And always, the silence according to the Benedictine Rule: ?In silence and trust lies your strength.? Explains Dom Martin: ?We keep quiet so that we can listen to what the Lord is trying to tell us. The first word in the rule of St. Benedict is listen, and to listen with our hearts. To be a monk, to live in the monastery, is to learn to listen to God!?
But the monks do not confine their apostolate within the monastery. Their simple life of prayer and work is enriched by their involvement in the community. ?The monastery has always tried to do what it can to help the poor,? says Dom Martin citing some of their projects including the San Jose Cooperative that enables farmers to buy their farm supplies at lower cost, the water system for the barangay, medical assistance, scholarships and a feeding program for children. There was also a lecture series and music festivals, which presented great Filipino artists like violinist Coke Bolipata, Irma Potenciano, Josephine Roces and Della Besa. ?The monastery is not only a center for spirituality and learning but a center for culture and the arts as well,? the monk adds proudly.
The monastery has also opened its doors to guests who seek spiritual solace or physical rest. Says Dom Martin: ?A person who comes for a quiet, private retreat can join the monks in prayer five times a day, spend a lot of time in silent reflection, take long walks or simply enjoy the fresh air and the beauty of nature. Isn?t that what we all need??
The monastery charges a very cheap P600 for room and board in its guest house.

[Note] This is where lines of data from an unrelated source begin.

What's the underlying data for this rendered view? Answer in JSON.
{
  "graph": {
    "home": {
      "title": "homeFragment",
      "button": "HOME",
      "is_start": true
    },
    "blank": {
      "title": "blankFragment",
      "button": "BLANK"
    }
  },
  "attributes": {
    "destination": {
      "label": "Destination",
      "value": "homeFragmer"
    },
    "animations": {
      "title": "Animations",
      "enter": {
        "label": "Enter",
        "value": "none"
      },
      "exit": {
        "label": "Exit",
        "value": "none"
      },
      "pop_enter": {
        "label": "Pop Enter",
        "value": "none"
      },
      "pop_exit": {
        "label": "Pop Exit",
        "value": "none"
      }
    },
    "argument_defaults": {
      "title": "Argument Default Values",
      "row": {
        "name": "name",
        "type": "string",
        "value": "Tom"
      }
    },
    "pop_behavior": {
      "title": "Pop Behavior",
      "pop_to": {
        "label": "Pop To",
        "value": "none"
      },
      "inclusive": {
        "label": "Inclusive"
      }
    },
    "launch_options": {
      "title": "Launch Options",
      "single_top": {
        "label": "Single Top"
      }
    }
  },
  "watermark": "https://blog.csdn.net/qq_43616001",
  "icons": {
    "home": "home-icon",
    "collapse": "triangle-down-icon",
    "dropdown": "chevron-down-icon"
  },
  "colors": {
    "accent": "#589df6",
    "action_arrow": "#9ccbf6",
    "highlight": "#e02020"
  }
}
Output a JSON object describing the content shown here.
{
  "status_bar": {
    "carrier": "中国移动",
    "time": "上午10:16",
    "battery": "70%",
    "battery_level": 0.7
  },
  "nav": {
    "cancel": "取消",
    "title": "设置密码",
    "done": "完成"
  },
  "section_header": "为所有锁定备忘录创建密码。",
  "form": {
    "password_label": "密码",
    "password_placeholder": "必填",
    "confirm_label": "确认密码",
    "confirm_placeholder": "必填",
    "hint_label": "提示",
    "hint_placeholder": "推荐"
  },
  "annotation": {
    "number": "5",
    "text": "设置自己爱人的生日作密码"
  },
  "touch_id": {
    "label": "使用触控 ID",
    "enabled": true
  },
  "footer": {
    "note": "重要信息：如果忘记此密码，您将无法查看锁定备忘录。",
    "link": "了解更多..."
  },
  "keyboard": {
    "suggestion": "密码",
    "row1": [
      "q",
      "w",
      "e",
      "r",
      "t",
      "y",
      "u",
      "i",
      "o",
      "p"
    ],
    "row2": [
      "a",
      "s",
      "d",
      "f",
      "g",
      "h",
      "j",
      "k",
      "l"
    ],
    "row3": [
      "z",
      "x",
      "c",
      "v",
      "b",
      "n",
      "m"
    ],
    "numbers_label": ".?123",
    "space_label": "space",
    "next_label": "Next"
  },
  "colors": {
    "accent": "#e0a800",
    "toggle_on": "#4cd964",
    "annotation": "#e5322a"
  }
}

This covers the heavenly meals straight from the monk?s recipe book. ?These recipes,? says Dom Martin, ?will be a collection of the best fares we have served here, including those prepared during ?Brunch with the Monks? that has become a most-awaited bi-monthly event by guests and churchgoers.?
The brunch is served at a very reasonable P150, and includes the piece de resistance, the sinful pata tim with saba and of course, the bracing homegrown coffee.
Indeed, muses Dom Martin, there is much to celebrate as the Monastery of Transfiguration marks its 25th year. There?s the two-story Museum of Transfiguration Monastery (MTM) which this monk describes as his dream project. The museum has been built purposely to house Dom Martin?s famous 50-piece vestment collection that was the monastery?s contribution to the country?s centennial celebration in 1998. The collection has been exhibited abroad and a book on it, ?Worship and Weave? has won the 2001 National Book Award (art category).
But the foremost reason to cheer, says the monastery?s guest master is the most basic of all: ?We?ve been able to fulfill the original vision of the monastery, which is to observe a monastic life of prayer and work in a rural setting.?
He continues: ?The monk?s life is one of witnessing. The prophetic role of our monastic community is always before us, reminding us to live our lives as an example to others. By our life, our Ora et Labora, we are able to show the wonder and beauty of the gospels. We show that indeed, it can be done!? ?
The monastery?s Silver Jubilee celebration continues until Aug. 6, 2009. Activities include a prior?s dinner on Oct. 29, a seminar for parents and teachers on Chastity Education in November, the opening of the Liturgical Vestments exhibit at the MTM early next year, the Formators Institute in May, and a free medical clinic in summer. For inquiries on the guesthouse and Brunch with the Monks, text 0927-9366360 or 0917-5105585, or email email@example.com.